EFF DVD Update: EFF Files Legal Brief in NY DVD Case (August 8, 2000)

EFF DVD Update: EFF Files Legal Brief in NY DVD Case

August 8, 2000

See related files:
http://www.eff.org/IP/Video (EFF Archive)
http://jya.com/cryptout.htm#DVD-DeCSS (Cryptome Archive)
http://www.2600.com/dvd/docs (2600 Archive)
http://eon.law.harvard.edu/openlaw/dvd/ (Harvard DVD OpenLaw Project)

EFF DVD Update: August 8, 2000
Universal City Studios et al v. 2600 Magazine

EFF Files Legal Brief in NY DVD Case:
DMCA Unconstitutional if Fair Use Tools Prohibited

EFF filed its legal brief today showing how the movie studios' interpretation of the DMCA impermissibly curtails fundamental First Amendment freedoms. In their attempt to ban DeCSS, the studios, "argue for an interpretation of the DMCA that would give copyright owners the power to eliminate fair use of their works, by giving them direct authority over all physical means usable to display or copy those works," the brief began.

EFF's defense team established that DeCSS does not violate the DMCA because people have the legal authority under copyright law to view (decrypt) the DVD when they purchase it, on whatever operating system they use. The movie studios are attempting to use the DMCA to dictate the terms under which individuals must watch DVDs in their own homes -- something entirely outside the scope of the studios' legal right to control.

The movie studios are attempting to expand the DMCA to grant them the exclusive right to distribute the only legal means of access to a DVD. EFF's Defense team established that DeCSS was part of a successful attempt to facilitate interoperability between platforms, something that the DMCA explicitly allows. Testimony at trial proved DeCSS was designed (and necessary) for the LiVid Project to create a DVD player for the Linux operating system that would compete with DVD-CCA's monopoly on players.
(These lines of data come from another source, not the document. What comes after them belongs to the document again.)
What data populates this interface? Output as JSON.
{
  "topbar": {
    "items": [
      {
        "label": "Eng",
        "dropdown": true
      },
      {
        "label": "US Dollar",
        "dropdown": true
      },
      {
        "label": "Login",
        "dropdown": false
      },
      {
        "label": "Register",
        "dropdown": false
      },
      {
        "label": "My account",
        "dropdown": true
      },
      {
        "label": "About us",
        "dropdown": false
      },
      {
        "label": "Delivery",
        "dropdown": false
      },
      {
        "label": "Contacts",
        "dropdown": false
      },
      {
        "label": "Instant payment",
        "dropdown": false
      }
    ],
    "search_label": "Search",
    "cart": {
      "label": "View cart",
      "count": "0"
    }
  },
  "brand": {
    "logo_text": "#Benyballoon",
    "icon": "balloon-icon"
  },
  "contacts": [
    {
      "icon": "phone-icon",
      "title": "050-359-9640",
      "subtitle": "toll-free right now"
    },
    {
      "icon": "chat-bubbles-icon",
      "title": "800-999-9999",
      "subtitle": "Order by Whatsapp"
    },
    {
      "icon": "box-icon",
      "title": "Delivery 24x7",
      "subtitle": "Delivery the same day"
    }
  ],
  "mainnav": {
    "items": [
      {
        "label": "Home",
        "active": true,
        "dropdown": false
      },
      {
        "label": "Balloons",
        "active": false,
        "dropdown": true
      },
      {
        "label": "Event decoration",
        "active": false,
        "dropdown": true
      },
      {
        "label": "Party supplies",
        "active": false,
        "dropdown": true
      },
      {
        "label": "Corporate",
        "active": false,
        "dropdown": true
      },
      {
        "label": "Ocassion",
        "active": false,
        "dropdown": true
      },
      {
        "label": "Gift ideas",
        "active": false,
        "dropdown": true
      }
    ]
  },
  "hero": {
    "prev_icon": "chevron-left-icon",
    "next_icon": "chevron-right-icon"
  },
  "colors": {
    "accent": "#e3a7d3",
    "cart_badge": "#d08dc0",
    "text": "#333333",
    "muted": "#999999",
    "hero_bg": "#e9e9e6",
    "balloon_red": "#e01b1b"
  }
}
Uncontroverted evidence showed that DeCSS' only use has been as a fair use tool - to allow people to play the DVDs that they purchased on their computers. After ten months of investigation the studios failed to locate a single instance of illegal DVD copying related to DeCSS, despite the picture of eminent doom painted for the judge in January when he granted the injunction.

"In sum, the Court must find an interpretation that maintains fair use of technologically-protected works, and allows open publication of computer programs within the framework of the DMCA, or else find Section 1201 of that statute to be unconstitutional under the First Amendment," stated EFF's brief in defense of publisher Emmanuel Goldstein and 2600.com.

EFF's Trial Brief:

An index of EFF's DVD updates can be found at:

EFF's archive of MPAA v 2600 litigation including trial transcripts, legal filings, and deposition testimony: